  • Prussian blue + touch of Paynes gray

Instead of yellow ochre, you can use raw sienna. Instead of Prussian blue you can use pthalo blue or indigo(cool dark blue), just add a little at a time because they can easily overpower the mixture.

Here are the other materials used:

  • 100% cotton, cold pressed baohong paper
  • Size 12 round brush and size 2 round brush. You can use different brush size depending on how big your paper is.

Let’s get started…

Drawing the outline

Start by securing your paper to the board with masking tape then place the board at a slight angle. For this landscape, I’m using 100% cotton cold pressed paper (Baohong).

You can draw a very light pencil outline to show where the clouds will go and where the horizon line is. For this painting, I wanted to focus on the sky so I placed it just below the middle of the paper.

Here’s what it looked like on watercolor paper:

If you can’t see on watercolor paper, the image below shows how I roughly outlined the painting:

Painting the first wash

You will have to work quickly when painting the sky, so try have your colors mixed and prepared on the palette before beginning.

Start by wetting the sky area with clean water.
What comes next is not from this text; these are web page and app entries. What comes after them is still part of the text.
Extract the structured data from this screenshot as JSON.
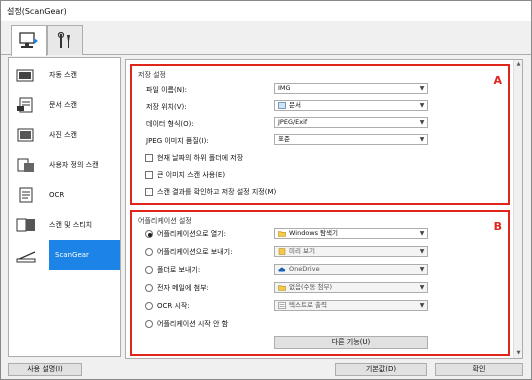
{
  "window": {
    "title": "설정(ScanGear)"
  },
  "tabs": [
    {
      "icon": "computer-scan-icon"
    },
    {
      "icon": "tools-icon"
    }
  ],
  "sidebar": {
    "items": [
      {
        "label": "자동 스캔",
        "icon": "auto-scan-icon"
      },
      {
        "label": "문서 스캔",
        "icon": "document-scan-icon"
      },
      {
        "label": "사진 스캔",
        "icon": "photo-scan-icon"
      },
      {
        "label": "사용자 정의 스캔",
        "icon": "custom-scan-icon"
      },
      {
        "label": "OCR",
        "icon": "ocr-icon"
      },
      {
        "label": "스캔 및 스티치",
        "icon": "stitch-icon"
      },
      {
        "label": "ScanGear",
        "icon": "scangear-icon"
      }
    ]
  },
  "save_settings": {
    "title": "저장 설정",
    "marker": "A",
    "file_name_label": "파일 이름(N):",
    "file_name_value": "IMG",
    "save_in_label": "저장 위치(V):",
    "save_in_value": "문서",
    "data_format_label": "데이터 형식(O):",
    "data_format_value": "JPEG/Exif",
    "jpeg_quality_label": "JPEG 이미지 품질(I):",
    "jpeg_quality_value": "표준",
    "cb_subfolder": "현재 날짜의 하위 폴더에 저장",
    "cb_large_image": "큰 이미지 스캔 사용(E)",
    "cb_check_results": "스캔 결과를 확인하고 저장 설정 지정(M)"
  },
  "app_settings": {
    "title": "어플리케이션 설정",
    "marker": "B",
    "radio_open_app": "어플리케이션으로 열기:",
    "radio_open_app_value": "Windows 탐색기",
    "radio_send_app": "어플리케이션으로 보내기:",
    "radio_send_app_value": "미리 보기",
    "radio_send_folder": "폴더로 보내기:",
    "radio_send_folder_value": "OneDrive",
    "radio_attach_email": "전자 메일에 첨부:",
    "radio_attach_email_value": "없음(수동 첨부)",
    "radio_start_ocr": "OCR 시작:",
    "radio_start_ocr_value": "텍스트로 출력",
    "radio_no_app": "어플리케이션 시작 안 함",
    "more_functions": "다른 기능(U)"
  },
  "footer": {
    "instructions": "사용 설명(I)",
    "defaults": "기본값(D)",
    "ok": "확인"
  }
}
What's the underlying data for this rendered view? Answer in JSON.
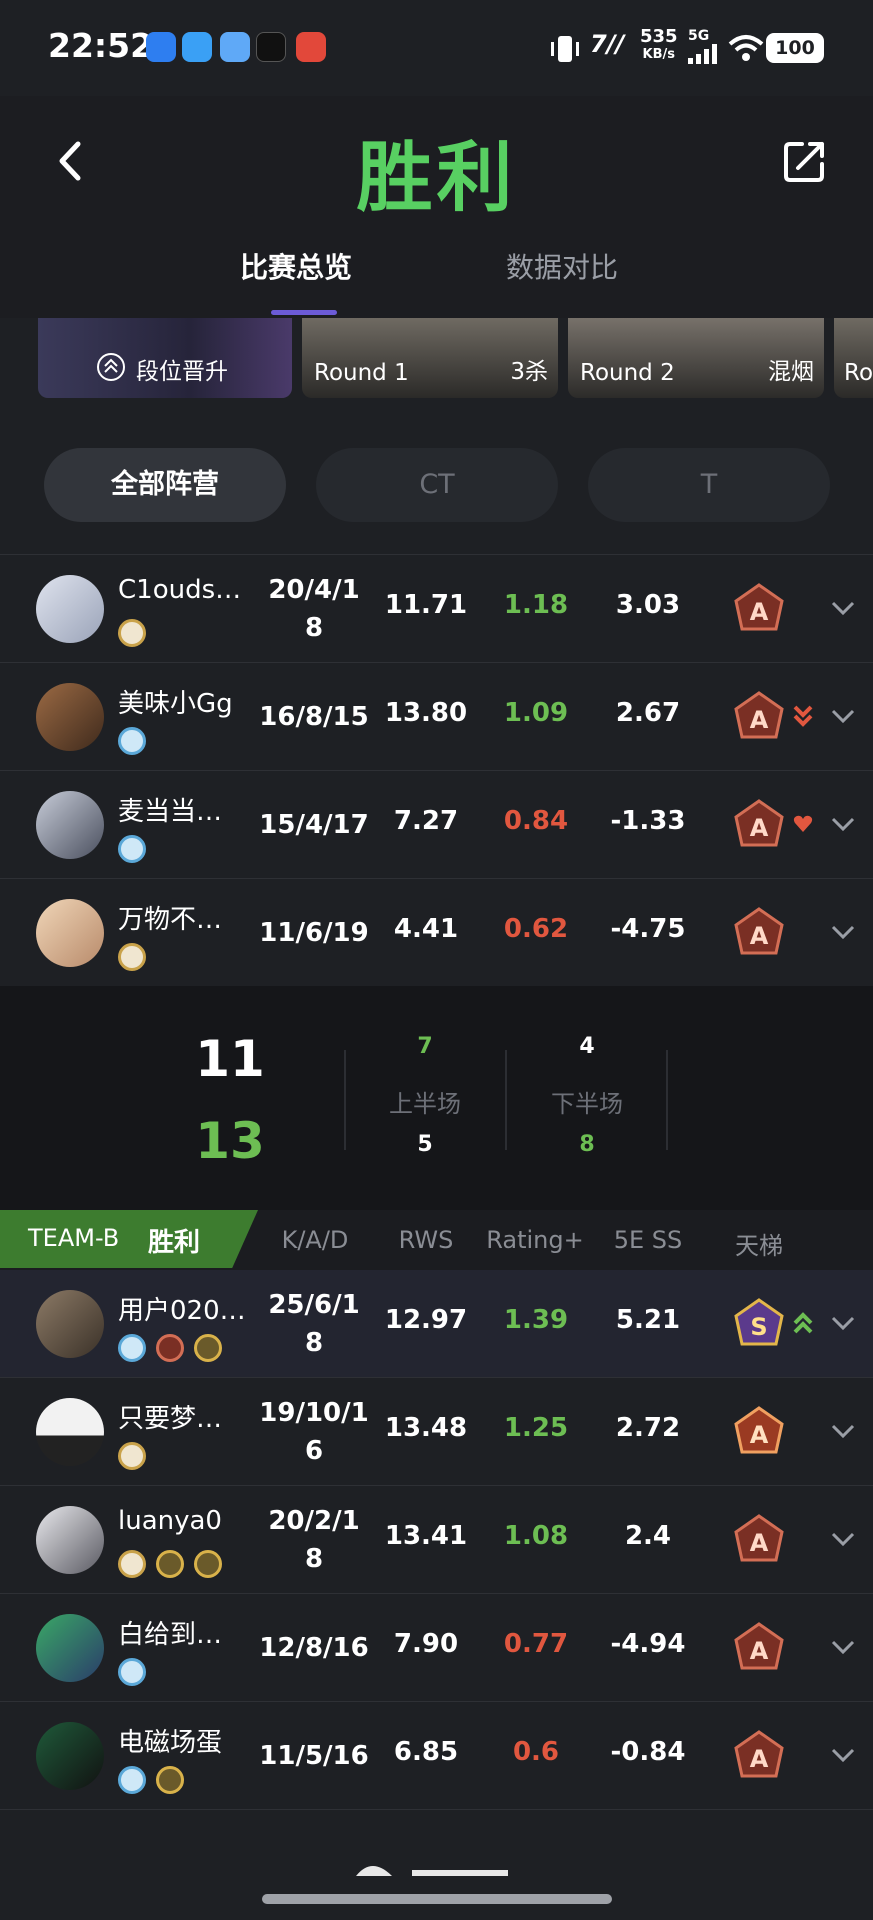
{
  "status_bar": {
    "time": "22:52",
    "network_speed_value": "535",
    "network_speed_unit": "KB/s",
    "signal_type": "5G",
    "battery": "100"
  },
  "header": {
    "title": "胜利",
    "tabs": [
      {
        "label": "比赛总览",
        "active": true
      },
      {
        "label": "数据对比",
        "active": false
      }
    ]
  },
  "highlights": [
    {
      "label": "段位晋升"
    },
    {
      "label": "Round 1",
      "tag": "3杀"
    },
    {
      "label": "Round 2",
      "tag": "混烟"
    },
    {
      "label": "Ro"
    }
  ],
  "camp_filter": [
    {
      "label": "全部阵营",
      "active": true
    },
    {
      "label": "CT",
      "active": false
    },
    {
      "label": "T",
      "active": false
    }
  ],
  "team_a": {
    "players": [
      {
        "name": "C1ouds…",
        "kda_line1": "20/4/1",
        "kda_line2": "8",
        "rws": "11.71",
        "rating": "1.18",
        "rating_color": "#6dbe53",
        "ss": "3.03",
        "trend": ""
      },
      {
        "name": "美味小Gg",
        "kda_line1": "16/8/15",
        "kda_line2": "",
        "rws": "13.80",
        "rating": "1.09",
        "rating_color": "#6dbe53",
        "ss": "2.67",
        "trend": "down"
      },
      {
        "name": "麦当当…",
        "kda_line1": "15/4/17",
        "kda_line2": "",
        "rws": "7.27",
        "rating": "0.84",
        "rating_color": "#e1573f",
        "ss": "-1.33",
        "trend": "heart"
      },
      {
        "name": "万物不…",
        "kda_line1": "11/6/19",
        "kda_line2": "",
        "rws": "4.41",
        "rating": "0.62",
        "rating_color": "#e1573f",
        "ss": "-4.75",
        "trend": ""
      }
    ]
  },
  "score": {
    "team_a_total": "11",
    "team_b_total": "13",
    "first_half": {
      "label": "上半场",
      "team_a": "7",
      "team_b": "5"
    },
    "second_half": {
      "label": "下半场",
      "team_a": "4",
      "team_b": "8"
    }
  },
  "team_b_header": {
    "team": "TEAM-B",
    "result": "胜利",
    "columns": [
      "K/A/D",
      "RWS",
      "Rating+",
      "5E SS",
      "天梯"
    ]
  },
  "team_b": {
    "players": [
      {
        "name": "用户020…",
        "kda_line1": "25/6/1",
        "kda_line2": "8",
        "rws": "12.97",
        "rating": "1.39",
        "rating_color": "#6dbe53",
        "ss": "5.21",
        "trend": "up",
        "mvp": true
      },
      {
        "name": "只要梦…",
        "kda_line1": "19/10/1",
        "kda_line2": "6",
        "rws": "13.48",
        "rating": "1.25",
        "rating_color": "#6dbe53",
        "ss": "2.72",
        "trend": ""
      },
      {
        "name": "luanya0",
        "kda_line1": "20/2/1",
        "kda_line2": "8",
        "rws": "13.41",
        "rating": "1.08",
        "rating_color": "#6dbe53",
        "ss": "2.4",
        "trend": ""
      },
      {
        "name": "白给到…",
        "kda_line1": "12/8/16",
        "kda_line2": "",
        "rws": "7.90",
        "rating": "0.77",
        "rating_color": "#e1573f",
        "ss": "-4.94",
        "trend": ""
      },
      {
        "name": "电磁场蛋",
        "kda_line1": "11/5/16",
        "kda_line2": "",
        "rws": "6.85",
        "rating": "0.6",
        "rating_color": "#e1573f",
        "ss": "-0.84",
        "trend": ""
      }
    ]
  },
  "colors": {
    "win_green": "#58d062",
    "positive": "#6dbe53",
    "negative": "#e1573f",
    "accent": "#6c5bd7",
    "team_b_bar": "#3d7c2f"
  }
}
You want the paper to be shiny not soaking wet (as discussed in the water to paint ratio chapter in the ebook).

Because the paper is tilted at an angle the moisture will run to the horizon line. This is alright, just make sure you soak up the extra water when you start painting the lower areas.

Next start dropping in the light yellow gray mixture in the areas with the lighter values of the clouds. Don’t cover the whole cloud or the whole sky just yet, just the lighter areas.

The mixture should be between milky and creamy, this is so that it bleeds just enough to create a soft edge without spreading over the whole cloud.

You’ll want to paint smaller clouds as you move towards the horizon, this will give the scene a sense of depth.

While the paper is still shiny wet, drop in the milky mixture of dark gray where the darker values are. The paint will get slightly diluted as it spreads through the wet paper and that’s okay. It’ll show the middle values.

Make the mixture from milky to creamy then drop in some more dark gray to darken some areas if needed. Here, the paint should slightly bleed.

This requires you to use your intuition, so gently dab to see if it’s bleeding enough. Be careful not to add too much as you don’t want the sky to become too dark.

If the paint speads too far, rinse your brush and dampen it by removing the excess water on a cloth or paper towel then lift the paint. I did this with the big cloud in the image above, you can see how the shape is smother in the next image below.

Painting the blue areas

Now it’s time to create a milky mixture of cobalt and cerulean blue. You don’t want the pigment to be too strong, a light blue should do for the scene.

Negatively paint the spaces around the clouds with the blue mixture. It’s okay if some of the blue bleeds into the clouds.

I made sure to add some blue between the clouds and the horizon line as you can see in the image. But first, I soaked up any extra water using a paper towel as mentioned earlier.

Painting the ocean water

Once you’re done it’s time to paint the water. Create a creamy mixture of Prussian blue and Paynes gray on your palette. Dab out the excess water from your brush then using the side of its bristles, graze the paper to create some dry brush marks.

Leave some white spaces between strokes.

Add a little more Paynes gray for a darker mixture and add some darker dry brush strokes into the water.

With your brush, soften some of the dry brush marks, not all of them though, you’ll want to leave some rough spaces.

It’s okay if some of the mixture bleeds into the sky! As long as the paper isn’t shiny or too wet, there will be less bleeding.

This is the end of the tutorial! I hope you learned something new and enjoyed yourself. Keep an eye out for tomorrow’s tutorial which will be a even more challenging.

If your painting didn’t turn out the way you’d hoped then that’s okay.

Remember, I have painted a wet into wet sky thousands of times before I improved and painted something I was actually proud of! This is where you require patience with yourself when it comes to watercolor painting.

Painting a subject over and over again and letting yourself enjoy the process is part of the journey! So don’t be too hard on yourself.